During the Covid pandemic, while white-collar workers hunkered down and worked from home, front-line workers staffed grocery stores, made deliveries, worked in meatpacking plants, and kept supply chains open. They kept our society from pretty much collapsing in on itself.
While many platitudes were delivered on behalf of service workers for their bravery — who account for some 23 million workers across the United States, many millions of whom are also moms and dads — the truth is that frontline service workers are getting the short end of the stick from minuscule paychecks to lack of workplace safety to lack of consistent scheduling, and by default, so are their kids.
A recent study from the Harvard Kennedy School’s Shift Project found that the unpredictability of scheduling, and other variables in the service industry, can have long-term negative impacts, not just on service workers’ kids, but their children’s children, and their children’s children’s children, and on down the line—multigenerational harm.
We know that service workers are generally paid a pittance and have poor if any benefits. But it’s not just the stagnant earning potential or lack of PTO in the service sector that’s a problem; it’s also the very nature of how workers are scheduled. Service workers generally don’t have the luxury of a set schedule and instead work different days and hours each week, sometimes working the closing shift one night and the opening shift the following day. Service workers are also frequently on call and are subject to abrupt schedule changes with little to no notice.
Unpredictable Scheduling Affects Kids
Kids thrive on routine, and knowing what to expect each day brings children a sense of well-being and decreased anxiety levels. When every day is different and parents are forced to accommodate a schedule that’s less solid than a desert mirage, children suffer.
Unpredictable scheduling can cause behavior issues in children which can manifest in many ways—from anxiety and withdrawal to uncharacteristic acting out behaviors. Irregular schedules also result in more school absences. Children of parents who experienced closing then opening shifts (or “clopening shifts”) missed, on average, two more days of school than their peers whose parents work fixed schedules.
Parents’ ability to care for children with chronic health conditions like asthma is also negatively affected by unstable work scheduling. The study found that asthmatic children of parents with unpredictable work schedules were more likely to end up in the ER or experience episodes of wheezing associated with asthma.
Childrens’ sleep schedules are also impacted by their parents’ work hours. Because of the difficulty in establishing long-term routines, up to 41% of children of service workers get less than the recommended amount of sleep at night, and up to 47% did not get the same amount of sleep consistently from night to night.
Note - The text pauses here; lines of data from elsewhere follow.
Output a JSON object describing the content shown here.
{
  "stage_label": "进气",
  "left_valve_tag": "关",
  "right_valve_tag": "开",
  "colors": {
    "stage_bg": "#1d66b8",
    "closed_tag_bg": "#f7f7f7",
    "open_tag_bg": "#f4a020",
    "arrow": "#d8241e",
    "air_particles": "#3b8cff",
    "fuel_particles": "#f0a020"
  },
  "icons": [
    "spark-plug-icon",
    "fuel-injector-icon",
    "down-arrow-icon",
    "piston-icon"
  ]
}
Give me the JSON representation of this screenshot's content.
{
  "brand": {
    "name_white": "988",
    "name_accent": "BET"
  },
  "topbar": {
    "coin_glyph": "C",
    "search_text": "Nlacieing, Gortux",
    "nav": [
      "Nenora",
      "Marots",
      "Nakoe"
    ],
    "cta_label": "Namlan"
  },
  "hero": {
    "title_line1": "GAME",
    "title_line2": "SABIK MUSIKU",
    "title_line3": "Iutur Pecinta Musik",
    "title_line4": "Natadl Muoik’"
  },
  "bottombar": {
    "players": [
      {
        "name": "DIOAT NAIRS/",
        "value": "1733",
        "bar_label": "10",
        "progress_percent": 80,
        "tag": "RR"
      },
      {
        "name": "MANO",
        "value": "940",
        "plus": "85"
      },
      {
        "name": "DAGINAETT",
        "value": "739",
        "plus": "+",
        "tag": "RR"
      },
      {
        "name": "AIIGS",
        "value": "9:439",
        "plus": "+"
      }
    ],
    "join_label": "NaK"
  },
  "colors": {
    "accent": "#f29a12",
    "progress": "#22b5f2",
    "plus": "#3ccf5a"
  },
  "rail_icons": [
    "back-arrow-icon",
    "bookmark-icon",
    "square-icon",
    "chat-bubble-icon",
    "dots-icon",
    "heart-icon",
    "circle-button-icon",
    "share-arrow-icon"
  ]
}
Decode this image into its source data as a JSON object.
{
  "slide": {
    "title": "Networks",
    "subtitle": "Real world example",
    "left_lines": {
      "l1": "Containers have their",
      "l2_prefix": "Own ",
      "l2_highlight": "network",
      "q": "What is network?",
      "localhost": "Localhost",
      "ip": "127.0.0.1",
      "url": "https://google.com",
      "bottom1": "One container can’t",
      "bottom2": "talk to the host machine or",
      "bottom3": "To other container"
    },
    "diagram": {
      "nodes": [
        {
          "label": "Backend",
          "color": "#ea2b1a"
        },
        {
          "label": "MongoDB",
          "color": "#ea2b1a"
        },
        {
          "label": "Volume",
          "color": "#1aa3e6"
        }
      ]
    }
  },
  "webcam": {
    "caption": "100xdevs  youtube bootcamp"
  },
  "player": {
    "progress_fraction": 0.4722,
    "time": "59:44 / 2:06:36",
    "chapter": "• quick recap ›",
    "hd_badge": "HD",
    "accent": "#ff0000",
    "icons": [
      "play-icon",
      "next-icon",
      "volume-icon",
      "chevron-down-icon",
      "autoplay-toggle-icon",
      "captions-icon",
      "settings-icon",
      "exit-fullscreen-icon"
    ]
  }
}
Inadequate or poor-quality sleep may put these children at higher risk of health issues and poor academic performance than their peers.
Workers of Color are Disproportionately Affected
Workers of color comprise over 40% of service industry workers, a number much higher than the percentage of non-white adults in the general population—21.3%. Not only are non-white workers disproportionately working in service jobs, but they also experience the brunt of unpredictable scheduling.
According to the Shift Project report, compared to white service workers, workers of color were more likely to work on-call shifts and experience schedule changes with less than two weeks notice, and women of color were more likely to have shifts canceled, work on-call shifts, and be forced to work part-time hours than their white male counterparts.
This means that children of color whose parents work in the service industry, who are already at a disadvantage compared to their white peers, experience more long-term adverse effects than their white peers or children of color whose parents have schedule stability.
Fair Workweek Laws Can Help
A few municipalities and one state, Oregon, are addressing the problems with scheduling in the service industry in the form of fair workweek laws. Seattle’s Schedule Ordinance mandates that workers receive at least two weeks’ notice of schedule changes or receive additional wages when two weeks’ notice is not given.
The ordinance also discourages employers from scheduling workers for “clopening shifts” by enforcing extra pay for workers who are not given at least 10 hours off between shifts. Researchers found that Seattle’s Schedule Ordinance had far-reaching positive impacts—improving workers’ sleep, overall happiness, and economic stability, all of which trickle down to positively affecting their children.
While there are no federal policies on the books that address these disparities, two bills hope to manage unpredictable scheduling.
The Schedules That Work Act, introduced by Senator Elizabeth Warren in 2019, requires employers to provide workers with their schedules two weeks in advance and offer additional wages for abrupt schedule changes.
And the Part-Time Workers Bill of Rights Act, also introduced by Senator Warren, requires employers to offer additional hours to part-time workers before hiring new employees to fill vacancies, reducing the number of workers forced into involuntary part-time work.